**Task inputs**.
......
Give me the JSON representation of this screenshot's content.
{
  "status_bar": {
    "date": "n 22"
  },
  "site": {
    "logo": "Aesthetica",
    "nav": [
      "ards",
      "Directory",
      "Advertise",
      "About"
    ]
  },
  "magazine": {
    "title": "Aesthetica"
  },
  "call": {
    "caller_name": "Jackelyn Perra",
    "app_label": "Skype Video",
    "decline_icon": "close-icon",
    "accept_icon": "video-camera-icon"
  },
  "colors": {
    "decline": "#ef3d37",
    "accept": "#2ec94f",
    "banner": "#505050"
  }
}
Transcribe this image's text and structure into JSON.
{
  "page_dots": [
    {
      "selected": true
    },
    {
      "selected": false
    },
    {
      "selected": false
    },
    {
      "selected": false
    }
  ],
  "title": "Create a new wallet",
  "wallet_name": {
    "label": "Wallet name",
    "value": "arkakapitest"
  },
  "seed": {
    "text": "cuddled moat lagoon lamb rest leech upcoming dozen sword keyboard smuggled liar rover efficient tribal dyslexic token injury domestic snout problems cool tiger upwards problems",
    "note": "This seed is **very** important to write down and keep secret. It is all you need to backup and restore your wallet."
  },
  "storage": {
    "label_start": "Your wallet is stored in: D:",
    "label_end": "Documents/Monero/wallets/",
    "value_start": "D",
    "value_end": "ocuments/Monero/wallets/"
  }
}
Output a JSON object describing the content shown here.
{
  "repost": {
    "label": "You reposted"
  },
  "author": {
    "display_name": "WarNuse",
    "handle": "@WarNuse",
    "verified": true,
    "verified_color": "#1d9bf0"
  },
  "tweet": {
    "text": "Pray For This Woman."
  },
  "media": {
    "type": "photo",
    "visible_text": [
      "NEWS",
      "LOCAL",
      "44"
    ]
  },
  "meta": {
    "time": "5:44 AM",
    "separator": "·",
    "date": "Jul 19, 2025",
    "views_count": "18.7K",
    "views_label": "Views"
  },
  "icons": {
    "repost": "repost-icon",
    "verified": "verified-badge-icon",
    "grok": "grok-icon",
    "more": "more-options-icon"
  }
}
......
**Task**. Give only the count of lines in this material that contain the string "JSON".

**Response area**. 3